What the task requires:
Only the pictures are to be omitted; every entry beneath should otherwise be duplicated exactly.

------------------------------------------------------------------------

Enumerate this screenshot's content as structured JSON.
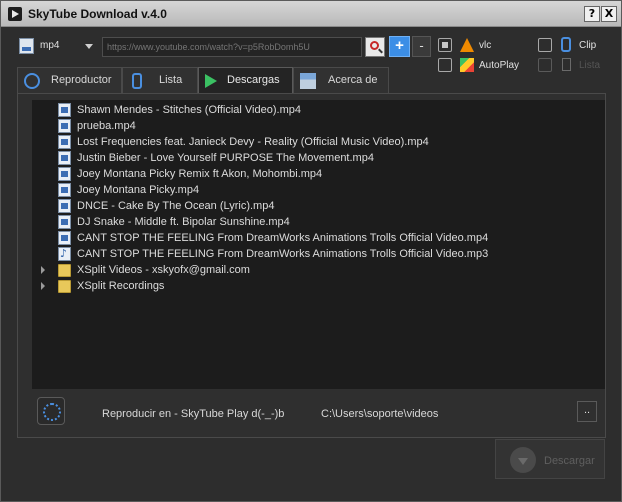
{
  "window": {
    "title": "SkyTube Download v.4.0",
    "help_label": "?",
    "close_label": "X"
  },
  "toolbar": {
    "format_value": "mp4",
    "url_placeholder": "https://www.youtube.com/watch?v=p5RobDomh5U",
    "add_label": "+",
    "remove_label": "-",
    "vlc_label": "vlc",
    "autoplay_label": "AutoPlay",
    "clip_label": "Clip",
    "list_label": "Lista"
  },
  "tabs": [
    {
      "label": "Reproductor"
    },
    {
      "label": "Lista"
    },
    {
      "label": "Descargas"
    },
    {
      "label": "Acerca de"
    }
  ],
  "files": [
    {
      "name": "Shawn Mendes - Stitches (Official Video).mp4",
      "type": "mp4"
    },
    {
      "name": "prueba.mp4",
      "type": "mp4"
    },
    {
      "name": "Lost Frequencies feat. Janieck Devy - Reality (Official Music Video).mp4",
      "type": "mp4"
    },
    {
      "name": "Justin Bieber - Love Yourself PURPOSE The Movement.mp4",
      "type": "mp4"
    },
    {
      "name": "Joey Montana  Picky Remix ft Akon, Mohombi.mp4",
      "type": "mp4"
    },
    {
      "name": "Joey Montana  Picky.mp4",
      "type": "mp4"
    },
    {
      "name": "DNCE - Cake By The Ocean (Lyric).mp4",
      "type": "mp4"
    },
    {
      "name": "DJ Snake - Middle ft. Bipolar Sunshine.mp4",
      "type": "mp4"
    },
    {
      "name": "CANT STOP THE FEELING From DreamWorks Animations Trolls Official Video.mp4",
      "type": "mp4"
    },
    {
      "name": "CANT STOP THE FEELING From DreamWorks Animations Trolls Official Video.mp3",
      "type": "mp3"
    },
    {
      "name": "XSplit Videos - xskyofx@gmail.com",
      "type": "folder"
    },
    {
      "name": "XSplit Recordings",
      "type": "folder"
    }
  ],
  "footer": {
    "player_text": "Reproducir en  -  SkyTube Play d(-_-)b",
    "path_text": "C:\\Users\\soporte\\videos",
    "browse_label": ".."
  },
  "download": {
    "label": "Descargar"
  }
}
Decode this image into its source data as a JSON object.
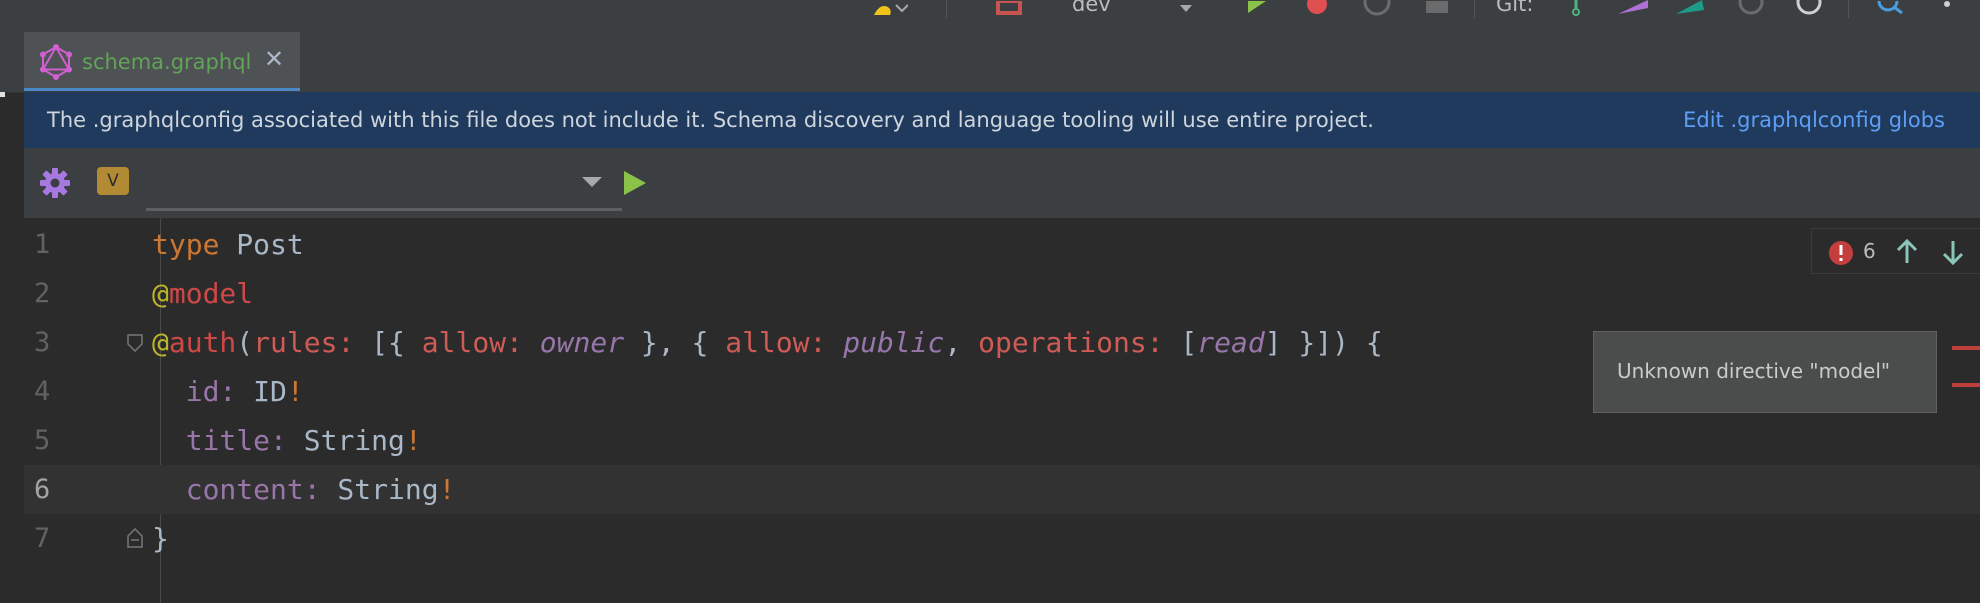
{
  "toolbar": {
    "run_config": "dev",
    "git_label": "Git:"
  },
  "tab": {
    "title": "schema.graphql",
    "close_glyph": "✕",
    "icon": "graphql-icon"
  },
  "banner": {
    "message": "The .graphqlconfig associated with this file does not include it. Schema discovery and language tooling will use entire project.",
    "link": "Edit .graphqlconfig globs"
  },
  "graphql_toolbar": {
    "variables_badge": "V",
    "endpoint_value": ""
  },
  "editor": {
    "line_numbers": [
      "1",
      "2",
      "3",
      "4",
      "5",
      "6",
      "7"
    ],
    "current_line": "6",
    "error_count": "6",
    "tooltip": "Unknown directive \"model\""
  },
  "colors": {
    "accent_blue": "#4a88c7",
    "banner_bg": "#1f3a5d",
    "link": "#5e9ef5",
    "keyword": "#cc7832",
    "error": "#bc3f3c",
    "run_green": "#8bc34a"
  }
}
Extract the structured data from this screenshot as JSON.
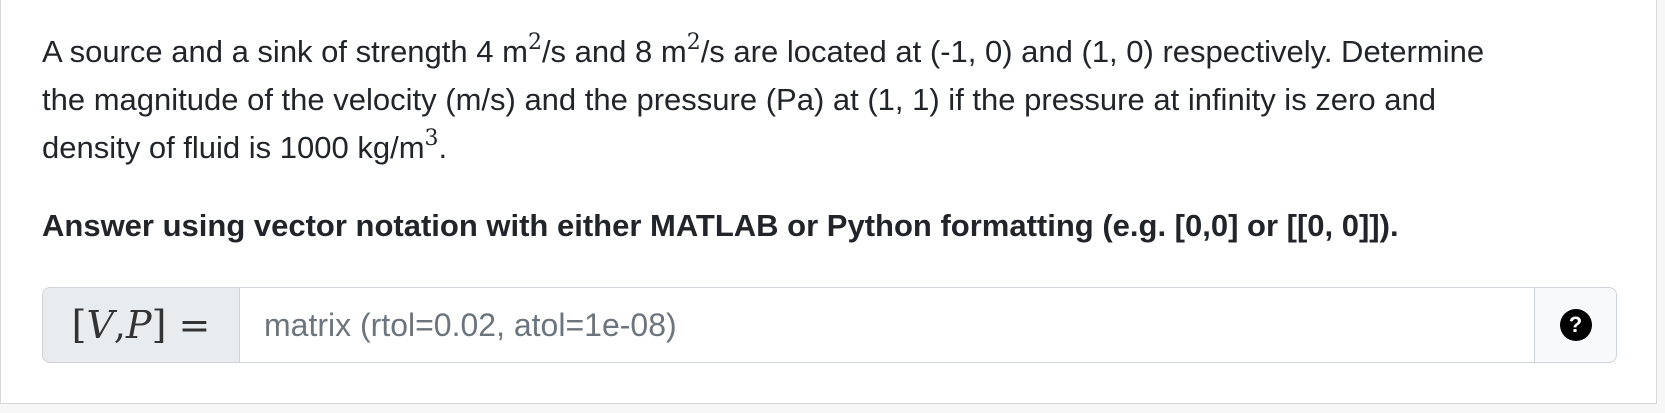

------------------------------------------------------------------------

Written response:
Enumerate this screenshot's content as structured JSON.
{
  "window": {
    "title": "SkyTube Download v.4.0",
    "help_label": "?",
    "close_label": "X"
  },
  "toolbar": {
    "format_value": "mp4",
    "url_placeholder": "https://www.youtube.com/watch?v=p5RobDomh5U",
    "add_label": "+",
    "remove_label": "-",
    "vlc_label": "vlc",
    "autoplay_label": "AutoPlay",
    "clip_label": "Clip",
    "list_label": "Lista"
  },
  "tabs": [
    {
      "label": "Reproductor"
    },
    {
      "label": "Lista"
    },
    {
      "label": "Descargas"
    },
    {
      "label": "Acerca de"
    }
  ],
  "files": [
    {
      "name": "Shawn Mendes - Stitches (Official Video).mp4",
      "type": "mp4"
    },
    {
      "name": "prueba.mp4",
      "type": "mp4"
    },
    {
      "name": "Lost Frequencies feat. Janieck Devy - Reality (Official Music Video).mp4",
      "type": "mp4"
    },
    {
      "name": "Justin Bieber - Love Yourself PURPOSE The Movement.mp4",
      "type": "mp4"
    },
    {
      "name": "Joey Montana  Picky Remix ft Akon, Mohombi.mp4",
      "type": "mp4"
    },
    {
      "name": "Joey Montana  Picky.mp4",
      "type": "mp4"
    },
    {
      "name": "DNCE - Cake By The Ocean (Lyric).mp4",
      "type": "mp4"
    },
    {
      "name": "DJ Snake - Middle ft. Bipolar Sunshine.mp4",
      "type": "mp4"
    },
    {
      "name": "CANT STOP THE FEELING From DreamWorks Animations Trolls Official Video.mp4",
      "type": "mp4"
    },
    {
      "name": "CANT STOP THE FEELING From DreamWorks Animations Trolls Official Video.mp3",
      "type": "mp3"
    },
    {
      "name": "XSplit Videos - xskyofx@gmail.com",
      "type": "folder"
    },
    {
      "name": "XSplit Recordings",
      "type": "folder"
    }
  ],
  "footer": {
    "player_text": "Reproducir en  -  SkyTube Play d(-_-)b",
    "path_text": "C:\\Users\\soporte\\videos",
    "browse_label": ".."
  },
  "download": {
    "label": "Descargar"
  }
}
Decode this image into its source data as a JSON object.
{
  "toolbar": {
    "run_config": "dev",
    "git_label": "Git:"
  },
  "tab": {
    "title": "schema.graphql",
    "close_glyph": "✕",
    "icon": "graphql-icon"
  },
  "banner": {
    "message": "The .graphqlconfig associated with this file does not include it. Schema discovery and language tooling will use entire project.",
    "link": "Edit .graphqlconfig globs"
  },
  "graphql_toolbar": {
    "variables_badge": "V",
    "endpoint_value": ""
  },
  "editor": {
    "line_numbers": [
      "1",
      "2",
      "3",
      "4",
      "5",
      "6",
      "7"
    ],
    "current_line": "6",
    "error_count": "6",
    "tooltip": "Unknown directive \"model\""
  },
  "colors": {
    "accent_blue": "#4a88c7",
    "banner_bg": "#1f3a5d",
    "link": "#5e9ef5",
    "keyword": "#cc7832",
    "error": "#bc3f3c",
    "run_green": "#8bc34a"
  }
}
Extract the structured data from this screenshot as JSON.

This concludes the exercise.